-- What this task involves --
Give the following records again in full and without alteration.
————
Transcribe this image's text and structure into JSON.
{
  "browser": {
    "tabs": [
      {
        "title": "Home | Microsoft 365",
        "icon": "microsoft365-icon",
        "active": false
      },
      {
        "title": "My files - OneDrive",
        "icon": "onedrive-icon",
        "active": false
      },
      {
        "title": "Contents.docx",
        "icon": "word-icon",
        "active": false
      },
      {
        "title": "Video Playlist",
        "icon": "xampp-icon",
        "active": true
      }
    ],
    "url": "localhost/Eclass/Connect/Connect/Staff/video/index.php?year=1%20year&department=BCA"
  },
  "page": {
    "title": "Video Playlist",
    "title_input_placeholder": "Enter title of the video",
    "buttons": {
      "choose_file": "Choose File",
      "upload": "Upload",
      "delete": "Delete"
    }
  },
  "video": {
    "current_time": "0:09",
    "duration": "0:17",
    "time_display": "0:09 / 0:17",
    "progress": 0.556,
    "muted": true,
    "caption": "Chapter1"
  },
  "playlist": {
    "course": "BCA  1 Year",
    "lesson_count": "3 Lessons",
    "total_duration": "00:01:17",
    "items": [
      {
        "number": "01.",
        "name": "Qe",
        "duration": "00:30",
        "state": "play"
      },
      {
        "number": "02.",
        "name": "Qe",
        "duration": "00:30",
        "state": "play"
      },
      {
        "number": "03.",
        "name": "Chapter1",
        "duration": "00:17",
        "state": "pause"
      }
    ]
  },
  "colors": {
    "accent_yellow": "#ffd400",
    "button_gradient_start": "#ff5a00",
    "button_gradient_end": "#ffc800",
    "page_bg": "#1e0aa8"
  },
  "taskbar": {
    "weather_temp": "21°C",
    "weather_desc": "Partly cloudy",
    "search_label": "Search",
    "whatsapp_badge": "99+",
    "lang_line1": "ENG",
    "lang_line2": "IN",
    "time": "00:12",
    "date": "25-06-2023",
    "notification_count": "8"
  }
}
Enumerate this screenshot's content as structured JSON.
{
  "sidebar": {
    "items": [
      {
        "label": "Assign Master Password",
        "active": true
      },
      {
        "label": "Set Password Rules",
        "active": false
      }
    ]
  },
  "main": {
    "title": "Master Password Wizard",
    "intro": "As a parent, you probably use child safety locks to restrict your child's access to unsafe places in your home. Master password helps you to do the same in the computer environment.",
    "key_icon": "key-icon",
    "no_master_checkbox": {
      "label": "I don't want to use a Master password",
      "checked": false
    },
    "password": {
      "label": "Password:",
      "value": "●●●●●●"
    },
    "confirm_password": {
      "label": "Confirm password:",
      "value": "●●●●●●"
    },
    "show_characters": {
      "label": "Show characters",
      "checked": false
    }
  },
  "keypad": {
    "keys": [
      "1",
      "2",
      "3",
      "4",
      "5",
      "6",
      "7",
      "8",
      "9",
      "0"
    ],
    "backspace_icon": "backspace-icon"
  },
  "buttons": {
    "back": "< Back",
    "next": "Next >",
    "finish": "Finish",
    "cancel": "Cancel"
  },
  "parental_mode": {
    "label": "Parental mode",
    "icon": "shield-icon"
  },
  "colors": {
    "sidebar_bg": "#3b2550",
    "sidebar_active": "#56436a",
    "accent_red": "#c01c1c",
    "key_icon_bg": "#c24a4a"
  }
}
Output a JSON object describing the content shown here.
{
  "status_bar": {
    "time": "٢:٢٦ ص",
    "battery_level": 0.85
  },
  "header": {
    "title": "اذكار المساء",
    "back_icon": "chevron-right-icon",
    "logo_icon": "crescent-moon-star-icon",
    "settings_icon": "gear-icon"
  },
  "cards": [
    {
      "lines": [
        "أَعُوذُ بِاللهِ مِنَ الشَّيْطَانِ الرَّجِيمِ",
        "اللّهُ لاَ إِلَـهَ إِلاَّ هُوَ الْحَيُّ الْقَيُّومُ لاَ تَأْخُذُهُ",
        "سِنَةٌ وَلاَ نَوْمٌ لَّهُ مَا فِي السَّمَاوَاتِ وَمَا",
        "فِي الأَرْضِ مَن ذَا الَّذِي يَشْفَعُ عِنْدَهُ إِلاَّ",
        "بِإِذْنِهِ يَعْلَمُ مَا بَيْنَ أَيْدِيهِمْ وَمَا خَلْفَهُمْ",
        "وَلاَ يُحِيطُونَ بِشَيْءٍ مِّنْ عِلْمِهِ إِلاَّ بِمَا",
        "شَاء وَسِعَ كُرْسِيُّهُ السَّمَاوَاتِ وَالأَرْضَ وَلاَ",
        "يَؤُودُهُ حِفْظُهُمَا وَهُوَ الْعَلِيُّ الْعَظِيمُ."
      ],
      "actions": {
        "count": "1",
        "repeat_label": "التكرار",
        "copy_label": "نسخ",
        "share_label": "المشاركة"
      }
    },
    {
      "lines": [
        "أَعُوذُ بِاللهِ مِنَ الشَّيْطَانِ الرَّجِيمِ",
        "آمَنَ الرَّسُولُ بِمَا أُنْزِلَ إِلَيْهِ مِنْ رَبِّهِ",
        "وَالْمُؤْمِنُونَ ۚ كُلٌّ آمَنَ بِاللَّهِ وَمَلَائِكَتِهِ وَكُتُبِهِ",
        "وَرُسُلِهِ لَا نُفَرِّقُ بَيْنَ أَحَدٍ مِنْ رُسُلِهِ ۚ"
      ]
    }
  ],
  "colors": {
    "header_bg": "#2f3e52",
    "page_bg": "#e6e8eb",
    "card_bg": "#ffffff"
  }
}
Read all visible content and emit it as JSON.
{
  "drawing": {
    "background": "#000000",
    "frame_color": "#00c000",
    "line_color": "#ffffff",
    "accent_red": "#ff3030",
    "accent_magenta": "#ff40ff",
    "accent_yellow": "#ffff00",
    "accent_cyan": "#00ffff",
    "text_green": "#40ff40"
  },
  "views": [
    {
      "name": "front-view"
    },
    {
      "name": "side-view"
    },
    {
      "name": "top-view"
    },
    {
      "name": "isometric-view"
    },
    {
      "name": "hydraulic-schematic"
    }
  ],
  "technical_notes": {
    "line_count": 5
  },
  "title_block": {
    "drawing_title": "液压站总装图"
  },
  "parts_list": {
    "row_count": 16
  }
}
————
-- Answer for the task --
Transcribe this image's text and structure into JSON.
{
  "browser": {
    "tabs": [
      {
        "title": "Home | Microsoft 365",
        "icon": "microsoft365-icon",
        "active": false
      },
      {
        "title": "My files - OneDrive",
        "icon": "onedrive-icon",
        "active": false
      },
      {
        "title": "Contents.docx",
        "icon": "word-icon",
        "active": false
      },
      {
        "title": "Video Playlist",
        "icon": "xampp-icon",
        "active": true
      }
    ],
    "url": "localhost/Eclass/Connect/Connect/Staff/video/index.php?year=1%20year&department=BCA"
  },
  "page": {
    "title": "Video Playlist",
    "title_input_placeholder": "Enter title of the video",
    "buttons": {
      "choose_file": "Choose File",
      "upload": "Upload",
      "delete": "Delete"
    }
  },
  "video": {
    "current_time": "0:09",
    "duration": "0:17",
    "time_display": "0:09 / 0:17",
    "progress": 0.556,
    "muted": true,
    "caption": "Chapter1"
  },
  "playlist": {
    "course": "BCA  1 Year",
    "lesson_count": "3 Lessons",
    "total_duration": "00:01:17",
    "items": [
      {
        "number": "01.",
        "name": "Qe",
        "duration": "00:30",
        "state": "play"
      },
      {
        "number": "02.",
        "name": "Qe",
        "duration": "00:30",
        "state": "play"
      },
      {
        "number": "03.",
        "name": "Chapter1",
        "duration": "00:17",
        "state": "pause"
      }
    ]
  },
  "colors": {
    "accent_yellow": "#ffd400",
    "button_gradient_start": "#ff5a00",
    "button_gradient_end": "#ffc800",
    "page_bg": "#1e0aa8"
  },
  "taskbar": {
    "weather_temp": "21°C",
    "weather_desc": "Partly cloudy",
    "search_label": "Search",
    "whatsapp_badge": "99+",
    "lang_line1": "ENG",
    "lang_line2": "IN",
    "time": "00:12",
    "date": "25-06-2023",
    "notification_count": "8"
  }
}
Enumerate this screenshot's content as structured JSON.
{
  "sidebar": {
    "items": [
      {
        "label": "Assign Master Password",
        "active": true
      },
      {
        "label": "Set Password Rules",
        "active": false
      }
    ]
  },
  "main": {
    "title": "Master Password Wizard",
    "intro": "As a parent, you probably use child safety locks to restrict your child's access to unsafe places in your home. Master password helps you to do the same in the computer environment.",
    "key_icon": "key-icon",
    "no_master_checkbox": {
      "label": "I don't want to use a Master password",
      "checked": false
    },
    "password": {
      "label": "Password:",
      "value": "●●●●●●"
    },
    "confirm_password": {
      "label": "Confirm password:",
      "value": "●●●●●●"
    },
    "show_characters": {
      "label": "Show characters",
      "checked": false
    }
  },
  "keypad": {
    "keys": [
      "1",
      "2",
      "3",
      "4",
      "5",
      "6",
      "7",
      "8",
      "9",
      "0"
    ],
    "backspace_icon": "backspace-icon"
  },
  "buttons": {
    "back": "< Back",
    "next": "Next >",
    "finish": "Finish",
    "cancel": "Cancel"
  },
  "parental_mode": {
    "label": "Parental mode",
    "icon": "shield-icon"
  },
  "colors": {
    "sidebar_bg": "#3b2550",
    "sidebar_active": "#56436a",
    "accent_red": "#c01c1c",
    "key_icon_bg": "#c24a4a"
  }
}
Output a JSON object describing the content shown here.
{
  "status_bar": {
    "time": "٢:٢٦ ص",
    "battery_level": 0.85
  },
  "header": {
    "title": "اذكار المساء",
    "back_icon": "chevron-right-icon",
    "logo_icon": "crescent-moon-star-icon",
    "settings_icon": "gear-icon"
  },
  "cards": [
    {
      "lines": [
        "أَعُوذُ بِاللهِ مِنَ الشَّيْطَانِ الرَّجِيمِ",
        "اللّهُ لاَ إِلَـهَ إِلاَّ هُوَ الْحَيُّ الْقَيُّومُ لاَ تَأْخُذُهُ",
        "سِنَةٌ وَلاَ نَوْمٌ لَّهُ مَا فِي السَّمَاوَاتِ وَمَا",
        "فِي الأَرْضِ مَن ذَا الَّذِي يَشْفَعُ عِنْدَهُ إِلاَّ",
        "بِإِذْنِهِ يَعْلَمُ مَا بَيْنَ أَيْدِيهِمْ وَمَا خَلْفَهُمْ",
        "وَلاَ يُحِيطُونَ بِشَيْءٍ مِّنْ عِلْمِهِ إِلاَّ بِمَا",
        "شَاء وَسِعَ كُرْسِيُّهُ السَّمَاوَاتِ وَالأَرْضَ وَلاَ",
        "يَؤُودُهُ حِفْظُهُمَا وَهُوَ الْعَلِيُّ الْعَظِيمُ."
      ],
      "actions": {
        "count": "1",
        "repeat_label": "التكرار",
        "copy_label": "نسخ",
        "share_label": "المشاركة"
      }
    },
    {
      "lines": [
        "أَعُوذُ بِاللهِ مِنَ الشَّيْطَانِ الرَّجِيمِ",
        "آمَنَ الرَّسُولُ بِمَا أُنْزِلَ إِلَيْهِ مِنْ رَبِّهِ",
        "وَالْمُؤْمِنُونَ ۚ كُلٌّ آمَنَ بِاللَّهِ وَمَلَائِكَتِهِ وَكُتُبِهِ",
        "وَرُسُلِهِ لَا نُفَرِّقُ بَيْنَ أَحَدٍ مِنْ رُسُلِهِ ۚ"
      ]
    }
  ],
  "colors": {
    "header_bg": "#2f3e52",
    "page_bg": "#e6e8eb",
    "card_bg": "#ffffff"
  }
}
Read all visible content and emit it as JSON.
{
  "drawing": {
    "background": "#000000",
    "frame_color": "#00c000",
    "line_color": "#ffffff",
    "accent_red": "#ff3030",
    "accent_magenta": "#ff40ff",
    "accent_yellow": "#ffff00",
    "accent_cyan": "#00ffff",
    "text_green": "#40ff40"
  },
  "views": [
    {
      "name": "front-view"
    },
    {
      "name": "side-view"
    },
    {
      "name": "top-view"
    },
    {
      "name": "isometric-view"
    },
    {
      "name": "hydraulic-schematic"
    }
  ],
  "technical_notes": {
    "line_count": 5
  },
  "title_block": {
    "drawing_title": "液压站总装图"
  },
  "parts_list": {
    "row_count": 16
  }
}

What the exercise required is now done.